Last week, the UK-based Publishers Association announced guidelines for ebook lending, including a requirement that libraries can only provide ebooks to patrons who are physically at a library branch. My friend Laura tweeted, "I think Overdrive can kiss more than half of its library business goodbye after this." I agree. On top of all the other crap we have to put up with to offer Overdrive-managed ebooks to library patrons, this further restriction would be too much.

But then I began to think: this idea could be workable. I could accept those terms--patrons can only download a library's ebooks if they came to the library --if some of the other requirements were lifted:
  1. No waiting. If the library owns the ebook, it is available when you come in to download it, no matter how many other people have also downloaded it.

  2. No DRM, or a loan period so long that DRM doesn't really matter. I'd say at least 6 months; a year would be better.

  3. Costs must be reasonable. Libraries should expect to pay more for ebook distribution rights than they would for a single copy of a hardback book, but costs should be in line with libraries' current expenses. (I think I'll explore what this means in a future post).
If the only barrier to the service is that you have to go to the library, I could accept that, because we could find interesting ways to make that work. Oz knows that we could be doing a better job with download customer service; face-to-face help in the library would be a fantastic improvement. We could explore partnerships in the community to provide E-branches in coffee shops, airports, or other WiFi hotspots. We could develop Ebook Kiosks for malls, community colleges, parks, etc.

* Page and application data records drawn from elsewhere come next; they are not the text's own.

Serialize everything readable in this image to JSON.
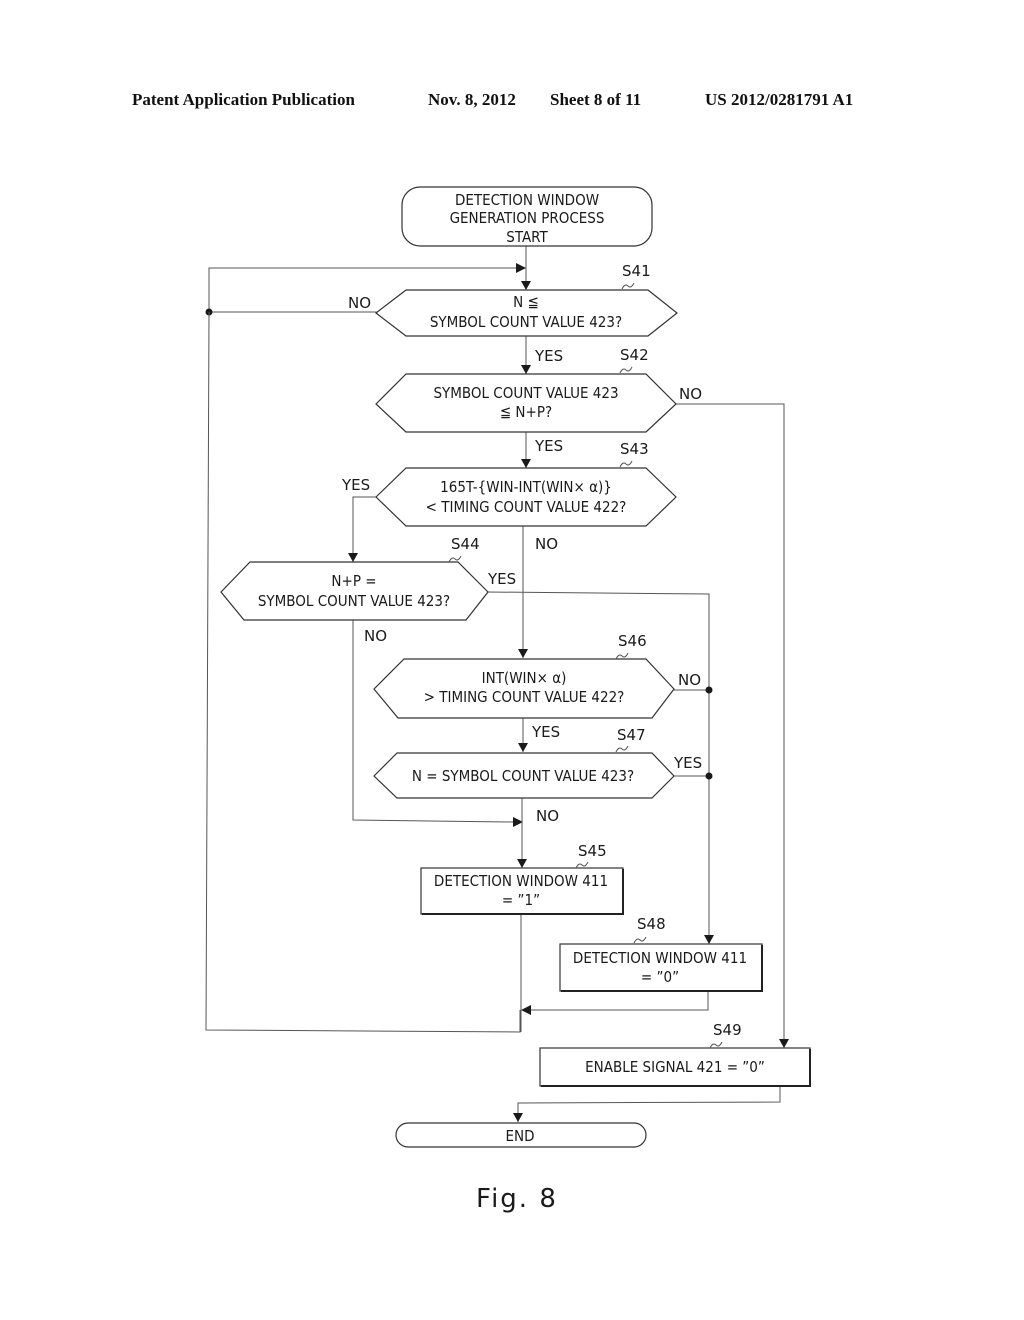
{
  "header": {
    "publication": "Patent Application Publication",
    "date": "Nov. 8, 2012",
    "sheet": "Sheet 8 of 11",
    "number": "US 2012/0281791 A1"
  },
  "flowchart": {
    "start": {
      "lines": [
        "DETECTION WINDOW",
        "GENERATION PROCESS",
        "START"
      ]
    },
    "steps": {
      "s41": {
        "id": "S41",
        "lines": [
          "N ≦",
          "SYMBOL COUNT VALUE 423?"
        ]
      },
      "s42": {
        "id": "S42",
        "lines": [
          "SYMBOL COUNT VALUE 423",
          "≦ N+P?"
        ]
      },
      "s43": {
        "id": "S43",
        "lines": [
          "165T-{WIN-INT(WIN× α)}",
          "< TIMING COUNT VALUE 422?"
        ]
      },
      "s44": {
        "id": "S44",
        "lines": [
          "N+P =",
          "SYMBOL COUNT VALUE 423?"
        ]
      },
      "s45": {
        "id": "S45",
        "lines": [
          "DETECTION WINDOW 411",
          "= ”1”"
        ]
      },
      "s46": {
        "id": "S46",
        "lines": [
          "INT(WIN× α)",
          "> TIMING COUNT VALUE 422?"
        ]
      },
      "s47": {
        "id": "S47",
        "lines": [
          "N = SYMBOL COUNT VALUE 423?"
        ]
      },
      "s48": {
        "id": "S48",
        "lines": [
          "DETECTION WINDOW 411",
          "= ”0”"
        ]
      },
      "s49": {
        "id": "S49",
        "lines": [
          "ENABLE SIGNAL 421 = ”0”"
        ]
      }
    },
    "end": {
      "label": "END"
    },
    "branch_labels": {
      "s41_no": "NO",
      "s41_yes": "YES",
      "s42_no": "NO",
      "s42_yes": "YES",
      "s43_yes": "YES",
      "s43_no": "NO",
      "s44_yes": "YES",
      "s44_no": "NO",
      "s46_no": "NO",
      "s46_yes": "YES",
      "s47_yes": "YES",
      "s47_no": "NO"
    }
  },
  "figure_caption": "Fig. 8"
}
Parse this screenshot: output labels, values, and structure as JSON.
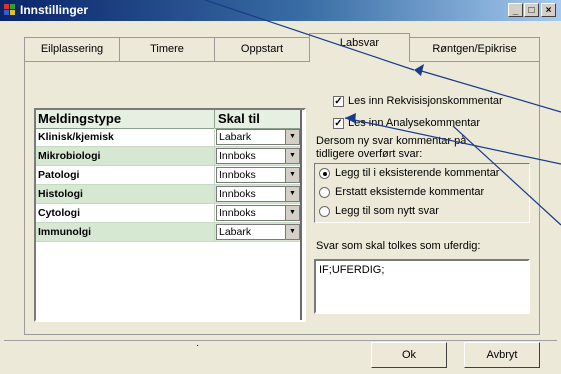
{
  "window": {
    "title": "Innstillinger",
    "minimize": "_",
    "maximize": "□",
    "close": "×"
  },
  "tabs": [
    {
      "label": "Eilplassering"
    },
    {
      "label": "Timere"
    },
    {
      "label": "Oppstart"
    },
    {
      "label": "Labsvar",
      "active": true
    },
    {
      "label": "Røntgen/Epikrise"
    }
  ],
  "grid": {
    "col1_header": "Meldingstype",
    "col2_header": "Skal til",
    "rows": [
      {
        "type": "Klinisk/kjemisk",
        "dest": "Labark"
      },
      {
        "type": "Mikrobiologi",
        "dest": "Innboks"
      },
      {
        "type": "Patologi",
        "dest": "Innboks"
      },
      {
        "type": "Histologi",
        "dest": "Innboks"
      },
      {
        "type": "Cytologi",
        "dest": "Innboks"
      },
      {
        "type": "Immunolgi",
        "dest": "Labark"
      }
    ]
  },
  "options": {
    "cb1_label": "Les inn Rekvisisjonskommentar",
    "cb1_checked": true,
    "cb2_label": "Les inn Analysekommentar",
    "cb2_checked": true,
    "dersom_line1": "Dersom ny svar kommentar på",
    "dersom_line2": "tidligere overført svar:"
  },
  "radios": [
    {
      "label": "Legg til i eksisterende kommentar",
      "selected": true
    },
    {
      "label": "Erstatt eksisternde kommentar",
      "selected": false
    },
    {
      "label": "Legg til som nytt svar",
      "selected": false
    }
  ],
  "svar_label": "Svar som skal tolkes som uferdig:",
  "svar_value": "IF;UFERDIG;",
  "status_dot": "·",
  "buttons": {
    "ok": "Ok",
    "cancel": "Avbryt"
  },
  "colors": {
    "title_start": "#0a246a",
    "title_end": "#a6caf0",
    "grid_alt_row": "#d6e8d2",
    "arrow": "#1a3a8a"
  }
}
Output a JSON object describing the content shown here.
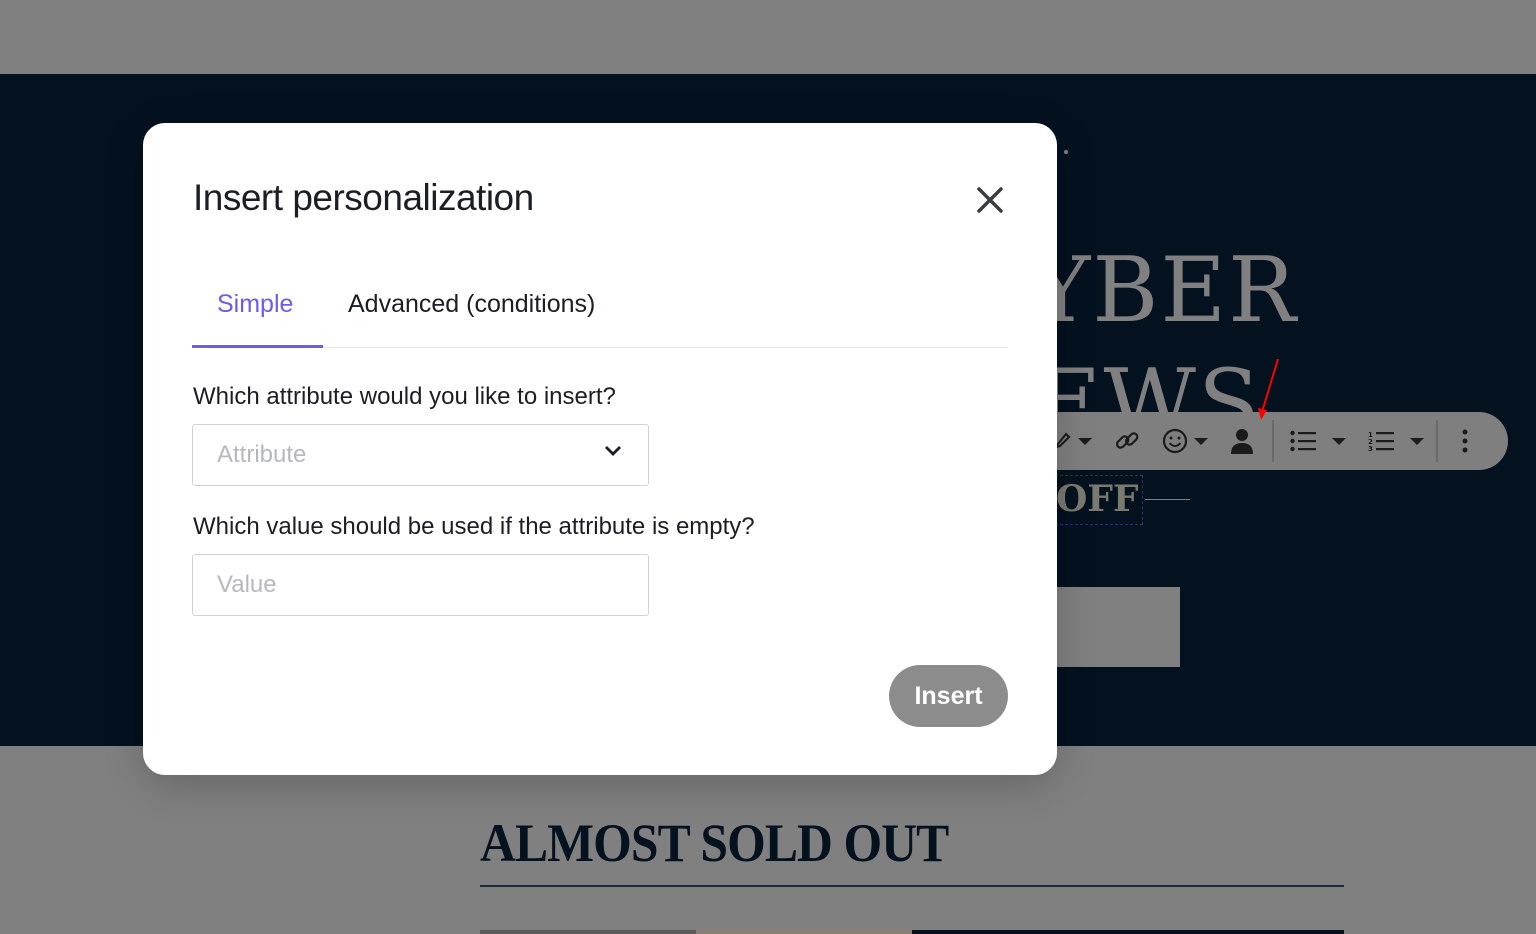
{
  "background": {
    "hero_line1": "CYBER",
    "hero_line2": "NEWS",
    "offer": "OFF",
    "section_title": "ALMOST SOLD OUT"
  },
  "toolbar": {
    "items": [
      "highlight-icon",
      "link-icon",
      "emoji-icon",
      "personalization-icon",
      "bulleted-list-icon",
      "numbered-list-icon",
      "more-icon"
    ]
  },
  "modal": {
    "title": "Insert personalization",
    "tabs": [
      {
        "label": "Simple",
        "active": true
      },
      {
        "label": "Advanced (conditions)",
        "active": false
      }
    ],
    "attribute_label": "Which attribute would you like to insert?",
    "attribute_placeholder": "Attribute",
    "value_label": "Which value should be used if the attribute is empty?",
    "value_placeholder": "Value",
    "insert_label": "Insert"
  },
  "colors": {
    "accent": "#6c5ce7",
    "overlay": "#808080",
    "navy": "#04111f",
    "annotation": "#ff0000"
  }
}
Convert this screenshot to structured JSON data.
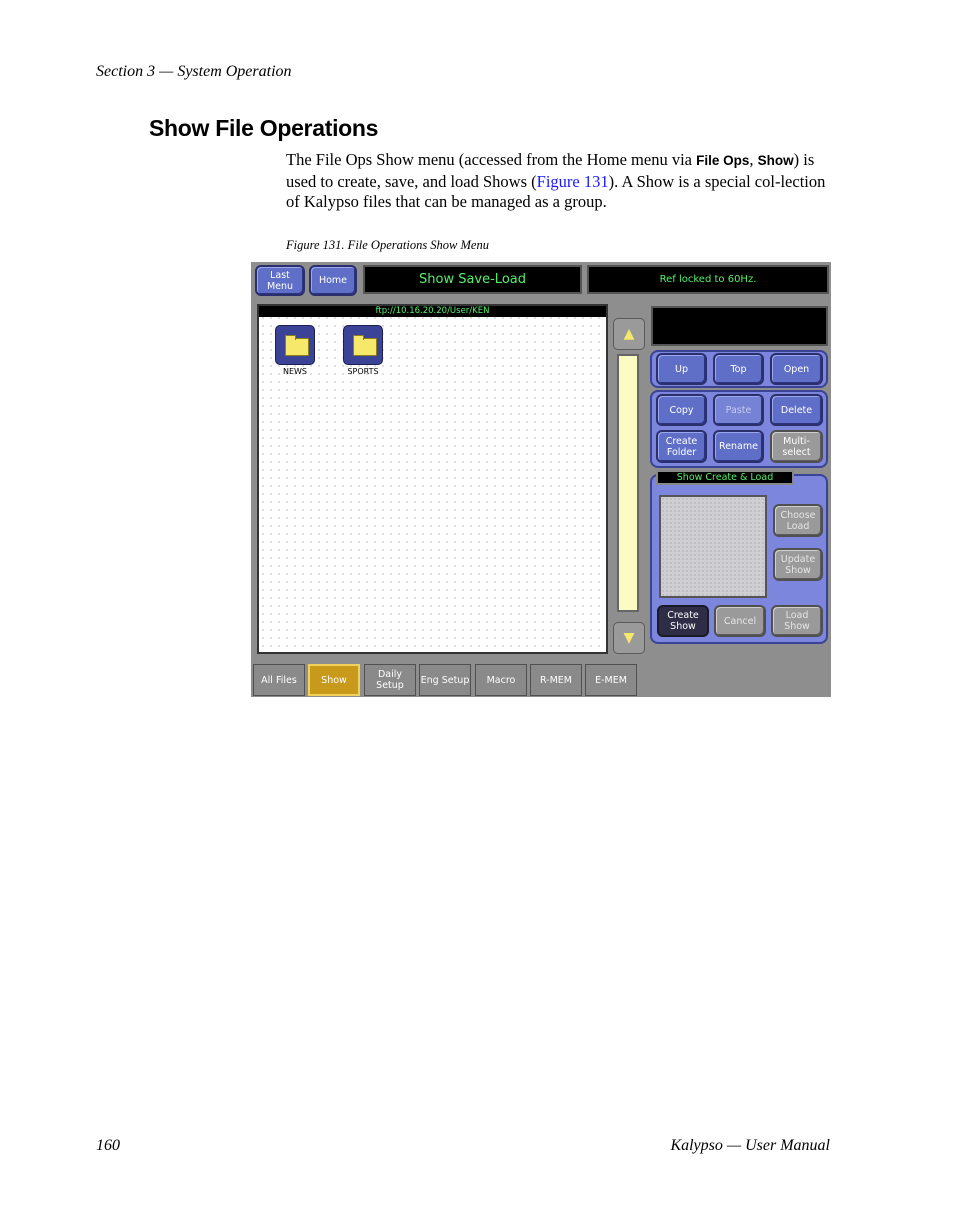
{
  "header": {
    "section": "Section 3 — System Operation"
  },
  "heading": "Show File Operations",
  "paragraph": {
    "text1": "The File Ops Show menu (accessed from the Home menu via ",
    "ui1": "File Ops",
    "sep": ", ",
    "ui2": "Show",
    "text2": ") is used to create, save, and load Shows (",
    "link": "Figure 131",
    "text3": "). A Show is a special col-lection of Kalypso files that can be managed as a group."
  },
  "caption": "Figure 131.  File Operations Show Menu",
  "figure": {
    "top": {
      "last_menu": "Last Menu",
      "home": "Home",
      "menu_title": "Show Save-Load",
      "status": "Ref locked to 60Hz."
    },
    "path": "ftp://10.16.20.20/User/KEN",
    "folders": [
      "NEWS",
      "SPORTS"
    ],
    "scroll_up_icon": "▲",
    "scroll_down_icon": "▼",
    "nav_buttons": {
      "up": "Up",
      "top": "Top",
      "open": "Open"
    },
    "edit_buttons": {
      "copy": "Copy",
      "paste": "Paste",
      "delete": "Delete",
      "create_folder": "Create Folder",
      "rename": "Rename",
      "multi_select": "Multi-select"
    },
    "show_panel": {
      "title": "Show Create & Load",
      "choose_load": "Choose Load",
      "update_show": "Update Show",
      "create_show": "Create Show",
      "cancel": "Cancel",
      "load_show": "Load Show"
    },
    "tabs": [
      "All Files",
      "Show",
      "Daily Setup",
      "Eng Setup",
      "Macro",
      "R-MEM",
      "E-MEM"
    ],
    "colors": {
      "accent": "#5f6fc8",
      "display_text": "#54f06a",
      "active_tab": "#c79a1c"
    }
  },
  "footer": {
    "page": "160",
    "manual": "Kalypso — User Manual"
  }
}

We've already given up so much in our pathetic attempts to be at the ebook table. I see some potential here to win back some power.

3 comments:

Crazy Colorado Knitter said...

I use overdrive from my library (in colorado), and download books onto my nook and audiobooks onto my iphone. This seems like the silliest move ever. I guess if your device has wifi and the ability to download directly, that's fine, but the way it works now, you have to throw it through Adobe Digital Editions for the epubs, and through the Overdrive Media Console for the audiobooks. Neither of which will run actually on my devices, allowing access. ODM even uses itunes to do some sort of processing and sync to my phone.

If these things were drm-free and longer than 21 days (or at least renewable! -- I've gotten to the last couple of pages of something and then I got the dreaded black bar of [you are not licensed for this content]... and then had to get back in line again for the book.

I love my library for offering this, and I'm glad that we've not gotten hit by this insanity over on this side of the pond.

Diane in Chico said...

I have a library card for my local library, which has a VERY limited selection of titles in Overdrive. I also have a library card to a library about 500 miles away, which has a good selection of titles. The DRM issue doesn't bother me, and I will be very sad if I am forced to use a tiny local selection instead of the far away good selection.

Lemons!

Cat said...

I like the way you think. As usual.